Charlottesville has awarded a $4.59 million contract to help with citywide repairs of sewer and stormwater systems.
The city awarded the contract Monday to Chesapeake-based Tri-State Utilities LLC, which submitted the lowest of three bids at the end of September.
The contract is four a one-year term with options to renew four times.
The city will work with the contractor to repair and rehabilitate sanitary sewers, manholes, defective storm sewers and catch basins.
The contract focuses on issues with rainwater and groundwater infiltrating the sewer system and structural defects in the sewer and stormwater systems causing ongoing maintenance issues.
Utilities Director Lauren Hildebrand said over the past decade, the city has spent nearly $30 million for rehabilitation of the city’s sewer and stormwater systems.
In that timeframe, 26.9% of the sewer system and 16.8% of the city-owned stormwater system has been rehabilitated or replaced.
Utilities Engineering Manager Jason McIlwee said the sewer system is more than 100 years old, depending on the area in the city. The pipes downtown were built around the 1900s and 1910s and usually have a 50-year lifespan.
“With a system as old as the city of Charlottesville system is, there will always be something to fix,” Hildebrand said. “You’re never going to get to the perfect scenario because it was put in over time.”
Hildebrand said ongoing rehabilitation didn’t start until about 13 years ago and the system went ignored for a long time.
“We’re really playing catch-up,” she said.
The contract covers more than 480 items, but could expand if more is discovered when the contractor is surveying the pipes.
The main concern is stormwater getting into the sewer system. Hildebrand said excess water continues along to the water treatment plant and the city has to pay for the extra volume of water that doesn’t need the same treatment.
Hildebrand said water will always infiltrate the system, but it is a level where officials know there are problems with the system.
The city is using a contractor because it simply doesn’t have the manpower to do the work.

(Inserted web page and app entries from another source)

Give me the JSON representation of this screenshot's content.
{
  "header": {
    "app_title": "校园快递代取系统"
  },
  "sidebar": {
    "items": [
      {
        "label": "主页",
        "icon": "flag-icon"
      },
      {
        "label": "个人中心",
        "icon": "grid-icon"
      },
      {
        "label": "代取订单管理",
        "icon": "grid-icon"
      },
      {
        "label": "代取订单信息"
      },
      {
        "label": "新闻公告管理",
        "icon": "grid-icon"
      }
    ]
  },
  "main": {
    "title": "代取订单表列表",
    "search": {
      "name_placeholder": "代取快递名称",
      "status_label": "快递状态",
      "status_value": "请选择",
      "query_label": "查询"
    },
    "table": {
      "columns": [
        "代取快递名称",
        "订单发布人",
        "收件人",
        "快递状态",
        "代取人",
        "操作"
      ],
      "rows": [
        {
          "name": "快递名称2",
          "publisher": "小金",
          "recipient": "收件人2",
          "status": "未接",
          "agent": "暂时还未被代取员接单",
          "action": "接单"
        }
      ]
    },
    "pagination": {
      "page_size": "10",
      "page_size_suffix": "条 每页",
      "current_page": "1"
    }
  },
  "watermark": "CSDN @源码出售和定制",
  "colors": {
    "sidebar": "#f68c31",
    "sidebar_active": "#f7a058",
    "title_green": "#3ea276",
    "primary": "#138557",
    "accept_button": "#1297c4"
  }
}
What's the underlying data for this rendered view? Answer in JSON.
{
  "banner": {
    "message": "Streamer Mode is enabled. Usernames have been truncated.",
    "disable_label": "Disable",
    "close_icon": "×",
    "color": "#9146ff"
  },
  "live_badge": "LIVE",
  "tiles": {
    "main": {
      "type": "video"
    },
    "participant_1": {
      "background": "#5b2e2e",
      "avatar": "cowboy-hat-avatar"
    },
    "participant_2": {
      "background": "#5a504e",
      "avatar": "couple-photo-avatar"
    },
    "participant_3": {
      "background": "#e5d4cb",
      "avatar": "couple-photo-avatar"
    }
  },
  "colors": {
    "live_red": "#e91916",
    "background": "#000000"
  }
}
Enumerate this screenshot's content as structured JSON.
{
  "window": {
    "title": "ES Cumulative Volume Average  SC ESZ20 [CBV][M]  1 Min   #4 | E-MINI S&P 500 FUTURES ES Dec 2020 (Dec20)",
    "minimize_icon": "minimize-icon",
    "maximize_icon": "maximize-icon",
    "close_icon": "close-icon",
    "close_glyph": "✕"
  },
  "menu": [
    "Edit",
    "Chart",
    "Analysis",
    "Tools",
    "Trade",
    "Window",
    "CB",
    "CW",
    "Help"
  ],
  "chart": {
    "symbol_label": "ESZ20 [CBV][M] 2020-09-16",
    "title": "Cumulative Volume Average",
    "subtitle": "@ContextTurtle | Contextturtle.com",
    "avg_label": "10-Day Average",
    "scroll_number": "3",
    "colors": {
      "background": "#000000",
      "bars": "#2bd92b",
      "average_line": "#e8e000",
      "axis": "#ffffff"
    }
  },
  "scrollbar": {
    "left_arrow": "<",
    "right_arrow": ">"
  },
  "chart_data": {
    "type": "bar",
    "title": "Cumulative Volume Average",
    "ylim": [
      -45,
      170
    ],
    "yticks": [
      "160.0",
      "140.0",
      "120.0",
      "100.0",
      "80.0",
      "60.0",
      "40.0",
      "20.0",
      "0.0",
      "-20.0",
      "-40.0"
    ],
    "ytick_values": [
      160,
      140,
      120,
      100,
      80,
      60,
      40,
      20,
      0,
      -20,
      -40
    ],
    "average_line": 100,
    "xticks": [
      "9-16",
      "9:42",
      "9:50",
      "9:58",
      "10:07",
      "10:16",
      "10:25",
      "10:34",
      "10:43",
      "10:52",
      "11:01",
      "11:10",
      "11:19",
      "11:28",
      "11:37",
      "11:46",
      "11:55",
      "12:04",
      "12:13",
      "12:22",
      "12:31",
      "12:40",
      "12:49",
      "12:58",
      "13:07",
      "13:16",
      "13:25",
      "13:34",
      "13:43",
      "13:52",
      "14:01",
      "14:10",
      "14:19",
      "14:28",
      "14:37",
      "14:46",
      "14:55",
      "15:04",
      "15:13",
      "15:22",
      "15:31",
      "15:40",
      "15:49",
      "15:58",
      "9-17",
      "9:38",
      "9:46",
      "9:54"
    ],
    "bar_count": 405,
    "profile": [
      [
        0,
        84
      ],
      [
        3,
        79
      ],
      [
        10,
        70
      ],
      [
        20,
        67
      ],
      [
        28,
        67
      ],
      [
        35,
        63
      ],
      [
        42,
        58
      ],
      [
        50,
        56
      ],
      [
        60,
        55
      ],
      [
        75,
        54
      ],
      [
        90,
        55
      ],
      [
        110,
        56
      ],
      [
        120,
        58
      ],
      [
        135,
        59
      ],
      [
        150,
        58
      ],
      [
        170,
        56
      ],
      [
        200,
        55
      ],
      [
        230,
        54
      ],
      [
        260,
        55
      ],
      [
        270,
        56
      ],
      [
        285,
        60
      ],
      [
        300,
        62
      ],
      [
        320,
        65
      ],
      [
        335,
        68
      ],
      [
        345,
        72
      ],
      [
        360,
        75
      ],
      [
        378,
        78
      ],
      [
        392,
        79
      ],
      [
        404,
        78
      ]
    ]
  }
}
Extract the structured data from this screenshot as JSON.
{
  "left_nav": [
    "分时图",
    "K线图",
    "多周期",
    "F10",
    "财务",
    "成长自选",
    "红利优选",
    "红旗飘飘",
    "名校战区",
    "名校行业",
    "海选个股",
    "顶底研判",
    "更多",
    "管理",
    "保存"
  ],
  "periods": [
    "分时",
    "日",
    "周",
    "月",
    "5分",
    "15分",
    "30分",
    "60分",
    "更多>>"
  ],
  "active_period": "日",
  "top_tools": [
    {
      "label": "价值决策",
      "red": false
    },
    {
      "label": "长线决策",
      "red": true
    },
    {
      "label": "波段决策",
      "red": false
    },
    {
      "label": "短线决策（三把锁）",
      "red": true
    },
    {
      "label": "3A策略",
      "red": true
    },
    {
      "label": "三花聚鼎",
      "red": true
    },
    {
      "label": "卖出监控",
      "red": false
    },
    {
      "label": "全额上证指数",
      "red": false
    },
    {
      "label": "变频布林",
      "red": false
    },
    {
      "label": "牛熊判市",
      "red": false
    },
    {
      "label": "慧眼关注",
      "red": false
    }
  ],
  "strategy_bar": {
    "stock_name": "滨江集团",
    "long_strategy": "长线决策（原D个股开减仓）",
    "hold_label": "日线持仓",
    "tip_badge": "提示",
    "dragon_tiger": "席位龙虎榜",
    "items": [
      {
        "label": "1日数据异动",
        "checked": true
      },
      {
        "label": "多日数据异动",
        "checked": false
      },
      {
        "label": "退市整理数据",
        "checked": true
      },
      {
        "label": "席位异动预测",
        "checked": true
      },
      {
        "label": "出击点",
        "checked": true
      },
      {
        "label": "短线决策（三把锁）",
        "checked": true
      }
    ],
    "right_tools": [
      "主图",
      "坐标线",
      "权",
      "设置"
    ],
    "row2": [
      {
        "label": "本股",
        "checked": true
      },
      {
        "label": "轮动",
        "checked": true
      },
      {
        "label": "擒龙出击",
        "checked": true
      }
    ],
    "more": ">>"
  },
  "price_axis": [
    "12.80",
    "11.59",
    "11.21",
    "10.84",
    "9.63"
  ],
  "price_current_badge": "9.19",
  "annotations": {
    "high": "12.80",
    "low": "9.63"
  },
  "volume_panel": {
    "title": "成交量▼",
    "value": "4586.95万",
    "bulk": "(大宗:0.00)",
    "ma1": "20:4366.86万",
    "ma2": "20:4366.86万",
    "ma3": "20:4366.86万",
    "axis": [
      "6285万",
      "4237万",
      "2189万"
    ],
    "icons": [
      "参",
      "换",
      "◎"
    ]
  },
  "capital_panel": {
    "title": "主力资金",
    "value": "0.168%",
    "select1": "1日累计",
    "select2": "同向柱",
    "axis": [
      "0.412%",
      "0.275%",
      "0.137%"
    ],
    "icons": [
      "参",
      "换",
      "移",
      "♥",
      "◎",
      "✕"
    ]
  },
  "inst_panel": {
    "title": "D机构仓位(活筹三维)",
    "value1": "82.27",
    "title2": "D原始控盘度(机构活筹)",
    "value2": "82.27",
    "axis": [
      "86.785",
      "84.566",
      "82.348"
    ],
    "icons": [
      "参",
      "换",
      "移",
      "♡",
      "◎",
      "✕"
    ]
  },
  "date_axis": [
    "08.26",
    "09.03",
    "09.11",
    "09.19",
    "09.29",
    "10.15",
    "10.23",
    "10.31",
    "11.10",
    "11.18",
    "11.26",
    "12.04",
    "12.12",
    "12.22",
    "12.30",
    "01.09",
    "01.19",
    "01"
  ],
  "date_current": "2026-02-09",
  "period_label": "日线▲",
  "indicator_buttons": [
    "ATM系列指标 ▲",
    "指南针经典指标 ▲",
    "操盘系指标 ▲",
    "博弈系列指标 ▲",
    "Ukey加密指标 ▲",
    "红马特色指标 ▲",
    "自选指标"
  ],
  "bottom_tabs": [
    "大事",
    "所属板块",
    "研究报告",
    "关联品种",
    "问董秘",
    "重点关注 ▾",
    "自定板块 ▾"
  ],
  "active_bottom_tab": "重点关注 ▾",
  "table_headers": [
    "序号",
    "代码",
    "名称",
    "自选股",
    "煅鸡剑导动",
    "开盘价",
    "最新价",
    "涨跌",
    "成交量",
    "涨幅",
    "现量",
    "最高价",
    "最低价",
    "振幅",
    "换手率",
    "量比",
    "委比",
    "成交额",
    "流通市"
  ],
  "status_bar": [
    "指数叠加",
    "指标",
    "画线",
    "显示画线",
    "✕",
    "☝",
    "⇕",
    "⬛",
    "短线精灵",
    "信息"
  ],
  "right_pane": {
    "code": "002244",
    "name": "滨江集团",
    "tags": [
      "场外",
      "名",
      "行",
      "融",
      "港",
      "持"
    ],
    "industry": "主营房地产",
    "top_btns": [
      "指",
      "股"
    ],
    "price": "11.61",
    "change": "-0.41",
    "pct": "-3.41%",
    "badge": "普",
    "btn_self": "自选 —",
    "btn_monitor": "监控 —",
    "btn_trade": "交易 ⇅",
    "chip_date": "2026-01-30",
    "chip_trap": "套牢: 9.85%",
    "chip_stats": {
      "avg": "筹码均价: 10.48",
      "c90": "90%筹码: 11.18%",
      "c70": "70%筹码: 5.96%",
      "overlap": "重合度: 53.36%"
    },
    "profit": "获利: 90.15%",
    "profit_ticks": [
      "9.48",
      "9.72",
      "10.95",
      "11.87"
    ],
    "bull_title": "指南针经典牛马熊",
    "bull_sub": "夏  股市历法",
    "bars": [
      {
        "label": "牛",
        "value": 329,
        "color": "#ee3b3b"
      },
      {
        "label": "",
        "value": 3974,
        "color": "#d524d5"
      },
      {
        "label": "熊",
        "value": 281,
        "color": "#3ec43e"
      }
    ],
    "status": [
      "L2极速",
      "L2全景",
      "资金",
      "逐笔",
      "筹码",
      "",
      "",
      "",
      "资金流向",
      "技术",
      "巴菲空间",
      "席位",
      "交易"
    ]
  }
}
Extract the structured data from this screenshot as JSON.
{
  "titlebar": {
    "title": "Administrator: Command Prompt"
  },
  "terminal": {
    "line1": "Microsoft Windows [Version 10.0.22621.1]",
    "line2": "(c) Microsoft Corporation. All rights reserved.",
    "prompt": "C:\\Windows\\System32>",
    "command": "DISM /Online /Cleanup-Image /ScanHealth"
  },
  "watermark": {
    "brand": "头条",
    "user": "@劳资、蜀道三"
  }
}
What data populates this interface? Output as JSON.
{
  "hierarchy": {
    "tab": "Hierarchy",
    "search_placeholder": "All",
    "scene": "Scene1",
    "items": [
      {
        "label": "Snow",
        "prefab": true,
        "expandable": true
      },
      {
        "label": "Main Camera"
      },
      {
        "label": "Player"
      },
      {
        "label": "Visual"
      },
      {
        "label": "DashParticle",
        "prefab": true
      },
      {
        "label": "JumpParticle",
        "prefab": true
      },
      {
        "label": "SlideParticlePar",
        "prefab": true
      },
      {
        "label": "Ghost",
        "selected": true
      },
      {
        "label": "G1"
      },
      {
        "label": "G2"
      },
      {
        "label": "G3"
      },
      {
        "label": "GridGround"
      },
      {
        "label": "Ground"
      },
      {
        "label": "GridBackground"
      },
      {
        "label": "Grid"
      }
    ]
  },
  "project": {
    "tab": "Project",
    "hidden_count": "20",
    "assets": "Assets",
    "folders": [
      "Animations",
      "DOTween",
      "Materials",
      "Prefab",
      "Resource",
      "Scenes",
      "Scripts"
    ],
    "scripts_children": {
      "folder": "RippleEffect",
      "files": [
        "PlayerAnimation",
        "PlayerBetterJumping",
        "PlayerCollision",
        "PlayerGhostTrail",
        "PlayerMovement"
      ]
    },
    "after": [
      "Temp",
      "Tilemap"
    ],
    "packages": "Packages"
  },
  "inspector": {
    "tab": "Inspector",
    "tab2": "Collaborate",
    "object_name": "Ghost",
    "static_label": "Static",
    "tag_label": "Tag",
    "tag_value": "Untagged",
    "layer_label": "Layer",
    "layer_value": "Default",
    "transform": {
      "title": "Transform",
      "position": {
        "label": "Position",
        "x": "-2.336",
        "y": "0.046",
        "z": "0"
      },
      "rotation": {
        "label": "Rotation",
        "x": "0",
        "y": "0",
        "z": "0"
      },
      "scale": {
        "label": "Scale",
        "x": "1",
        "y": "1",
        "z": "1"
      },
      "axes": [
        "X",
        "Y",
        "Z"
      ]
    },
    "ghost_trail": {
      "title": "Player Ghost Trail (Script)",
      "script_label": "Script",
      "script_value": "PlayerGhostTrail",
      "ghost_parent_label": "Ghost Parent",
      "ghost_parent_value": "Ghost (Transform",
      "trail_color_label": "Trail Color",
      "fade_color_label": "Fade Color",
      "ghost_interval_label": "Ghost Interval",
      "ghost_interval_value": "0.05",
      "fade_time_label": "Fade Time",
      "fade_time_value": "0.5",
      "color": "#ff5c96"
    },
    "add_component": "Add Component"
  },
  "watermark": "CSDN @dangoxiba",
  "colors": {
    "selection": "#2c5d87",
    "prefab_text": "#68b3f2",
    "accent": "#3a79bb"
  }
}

“We would need to have a lot more people if we did it in-house,” Hildebrand said.
McIlwee said the contractor will start working around the end of November or beginning of December.